‘Bridging Divides’ Programs at Trinity Continue to Invite Dialogue, Seek Diverse Opinions

‘Conflict is Not Abuse’ Workshop on October 19 and ‘Confronting White Supremacy’ Talk October 26

​Hartford, Connecticut, October 16, 2017—Trinity College will continue its initiative, “Bridging Divides: Higher Education’s Role in Advancing Understanding and Promoting a Just Society,” with two upcoming events designed to help create an environment that invites dialogue and actively seeks diverse opinions.

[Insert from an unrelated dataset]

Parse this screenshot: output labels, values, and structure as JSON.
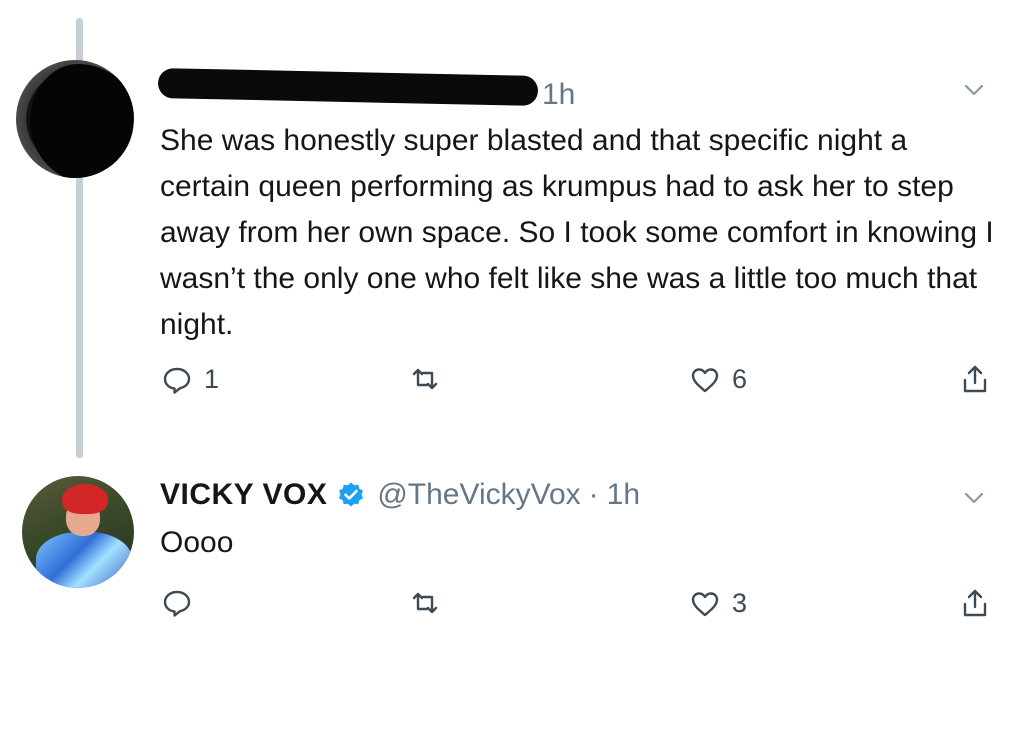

On Thursday, October 19, the Trinity Institute for Interdisciplinary Studies (TIIS) will host a Common Hour workshop with novelist, playwright, historian, and lesbian rights activist Sarah Schulman, titled “Conflict is Not Abuse.” The workshop will be held in the Dangremond Family Commons in Hallden Hall at 12:15 p.m. A Q&A will follow the workshop, and a light lunch will be provided. This event will be moderated by Trinity Professor of Language and Culture Studies Thomas Harrington and is co-sponsored by American Studies, the Center for Urban and Global Studies, and Bridging Divides. For more information about TIIS, click here.

In her new book, Conflict is Not Abuse: Overstating Harm, Community Responsibility, and the Duty of Repair, Schulman argues that in recent years society has come to confuse what she calls “normative conflict” with unacceptable forms of abuse. Schulman is a distinguished professor of the humanities at College of Staten Island (CSI) and a fellow at the New York Institute for the Humanities at NYU. 

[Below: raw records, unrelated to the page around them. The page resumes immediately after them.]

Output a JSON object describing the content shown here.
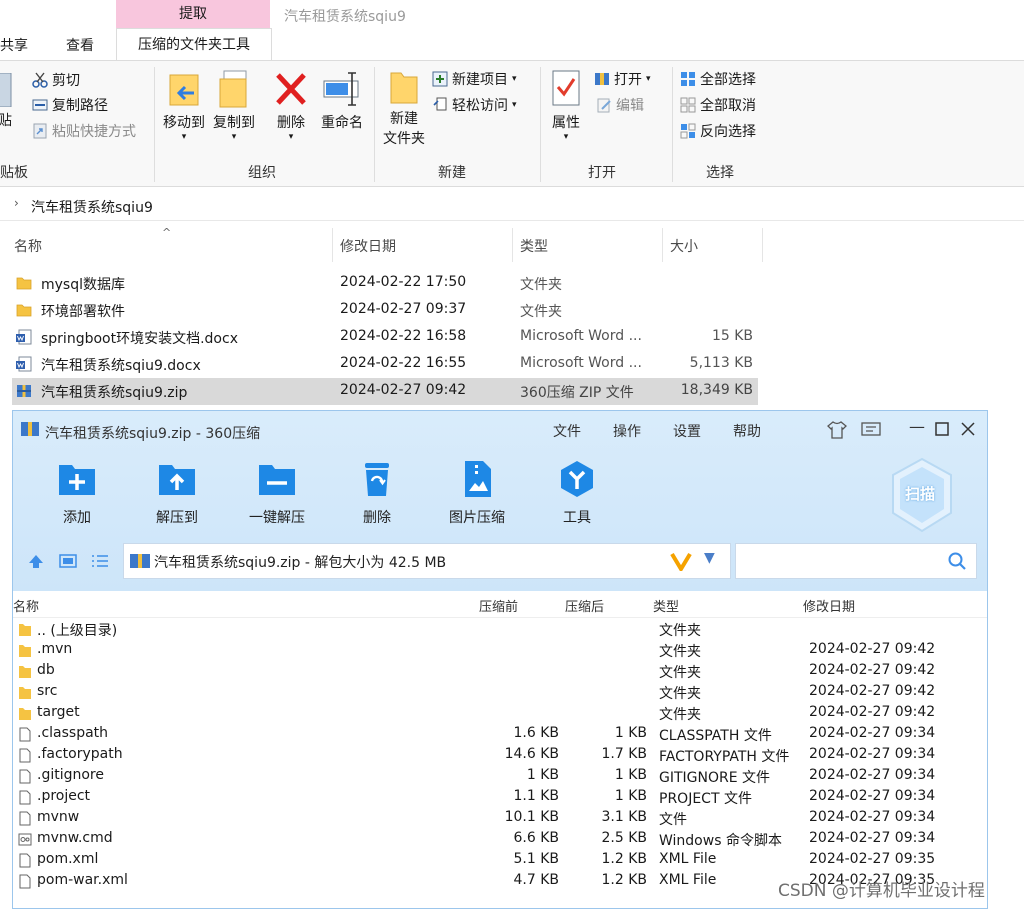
{
  "window": {
    "title": "汽车租赁系统sqiu9"
  },
  "tabs": {
    "context_header": "提取",
    "share": "共享",
    "view": "查看",
    "context_tool": "压缩的文件夹工具"
  },
  "ribbon": {
    "clipboard": {
      "paste": "贴",
      "cut": "剪切",
      "copy_path": "复制路径",
      "paste_shortcut": "粘贴快捷方式",
      "label": "贴板"
    },
    "organize": {
      "move_to": "移动到",
      "copy_to": "复制到",
      "delete": "删除",
      "rename": "重命名",
      "label": "组织"
    },
    "new": {
      "new_folder_1": "新建",
      "new_folder_2": "文件夹",
      "new_item": "新建项目",
      "easy_access": "轻松访问",
      "label": "新建"
    },
    "open": {
      "properties": "属性",
      "open": "打开",
      "edit": "编辑",
      "label": "打开"
    },
    "select": {
      "select_all": "全部选择",
      "select_none": "全部取消",
      "invert": "反向选择",
      "label": "选择"
    }
  },
  "address": {
    "path": "汽车租赁系统sqiu9"
  },
  "explorer": {
    "columns": {
      "name": "名称",
      "modified": "修改日期",
      "type": "类型",
      "size": "大小"
    },
    "rows": [
      {
        "name": "mysql数据库",
        "modified": "2024-02-22 17:50",
        "type": "文件夹",
        "size": "",
        "kind": "folder"
      },
      {
        "name": "环境部署软件",
        "modified": "2024-02-27 09:37",
        "type": "文件夹",
        "size": "",
        "kind": "folder"
      },
      {
        "name": "springboot环境安装文档.docx",
        "modified": "2024-02-22 16:58",
        "type": "Microsoft Word ...",
        "size": "15 KB",
        "kind": "word"
      },
      {
        "name": "汽车租赁系统sqiu9.docx",
        "modified": "2024-02-22 16:55",
        "type": "Microsoft Word ...",
        "size": "5,113 KB",
        "kind": "word"
      },
      {
        "name": "汽车租赁系统sqiu9.zip",
        "modified": "2024-02-27 09:42",
        "type": "360压缩 ZIP 文件",
        "size": "18,349 KB",
        "kind": "zip"
      }
    ]
  },
  "zip": {
    "title": "汽车租赁系统sqiu9.zip - 360压缩",
    "menu": {
      "file": "文件",
      "ops": "操作",
      "settings": "设置",
      "help": "帮助"
    },
    "tools": {
      "add": "添加",
      "extract_to": "解压到",
      "one_click": "一键解压",
      "delete": "删除",
      "image_compress": "图片压缩",
      "tools": "工具"
    },
    "scan": "扫描",
    "path": "汽车租赁系统sqiu9.zip - 解包大小为 42.5 MB",
    "columns": {
      "name": "名称",
      "before": "压缩前",
      "after": "压缩后",
      "type": "类型",
      "modified": "修改日期"
    },
    "rows": [
      {
        "name": ".. (上级目录)",
        "before": "",
        "after": "",
        "type": "文件夹",
        "modified": "",
        "kind": "folder"
      },
      {
        "name": ".mvn",
        "before": "",
        "after": "",
        "type": "文件夹",
        "modified": "2024-02-27 09:42",
        "kind": "folder"
      },
      {
        "name": "db",
        "before": "",
        "after": "",
        "type": "文件夹",
        "modified": "2024-02-27 09:42",
        "kind": "folder"
      },
      {
        "name": "src",
        "before": "",
        "after": "",
        "type": "文件夹",
        "modified": "2024-02-27 09:42",
        "kind": "folder"
      },
      {
        "name": "target",
        "before": "",
        "after": "",
        "type": "文件夹",
        "modified": "2024-02-27 09:42",
        "kind": "folder"
      },
      {
        "name": ".classpath",
        "before": "1.6 KB",
        "after": "1 KB",
        "type": "CLASSPATH 文件",
        "modified": "2024-02-27 09:34",
        "kind": "file"
      },
      {
        "name": ".factorypath",
        "before": "14.6 KB",
        "after": "1.7 KB",
        "type": "FACTORYPATH 文件",
        "modified": "2024-02-27 09:34",
        "kind": "file"
      },
      {
        "name": ".gitignore",
        "before": "1 KB",
        "after": "1 KB",
        "type": "GITIGNORE 文件",
        "modified": "2024-02-27 09:34",
        "kind": "file"
      },
      {
        "name": ".project",
        "before": "1.1 KB",
        "after": "1 KB",
        "type": "PROJECT 文件",
        "modified": "2024-02-27 09:34",
        "kind": "file"
      },
      {
        "name": "mvnw",
        "before": "10.1 KB",
        "after": "3.1 KB",
        "type": "文件",
        "modified": "2024-02-27 09:34",
        "kind": "file"
      },
      {
        "name": "mvnw.cmd",
        "before": "6.6 KB",
        "after": "2.5 KB",
        "type": "Windows 命令脚本",
        "modified": "2024-02-27 09:34",
        "kind": "cmd"
      },
      {
        "name": "pom.xml",
        "before": "5.1 KB",
        "after": "1.2 KB",
        "type": "XML File",
        "modified": "2024-02-27 09:35",
        "kind": "file"
      },
      {
        "name": "pom-war.xml",
        "before": "4.7 KB",
        "after": "1.2 KB",
        "type": "XML File",
        "modified": "2024-02-27 09:35",
        "kind": "file"
      }
    ]
  },
  "watermark": "CSDN @计算机毕业设计程"
}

On Thursday, October 26, Trinity’s Center for Teaching and Learning (CTL) will welcome Crystal Marie Fleming, an associate professor of sociology and Africana studies at Stony Brook University, for a Common Hour talk titled “Confronting White Supremacy: Racism and Anti-Racism in Our Classrooms and Communities.” The discussion will take place at 12:15 p.m. in the Dangremond Family Commons in Hallden Hall.

Fleming will reflect on the roots and consequences of white supremacy and the need to challenge intersecting forms of domination and inequality that exist in classrooms and in the learning experience, harming teachers and students alike. Fleming is the author of Resurrecting Slavery: Racial Legacies and White Supremacy in France and is working on her second book, How to Be Less Stupid about Race. She completed her Ph.D. and M.A. in sociology at Harvard University and earned a B.A. in sociology and French at Wellesley College. She is the faculty adviser for Stony Brook’s Black Graduate Student Association.

At 4:30 p.m. on the afternoon of October 26, Fleming will lead a conversation and further reflection in the CTL Conference Room in Hallden Hall. Please RSVP for the afternoon dialogue by contacting Melinda McKeown at melinda.mckeown@trincoll.edu by Tuesday, October 24. Click here to learn more about CTL. 


For more information on Bridging Divides and its upcoming programming, click here.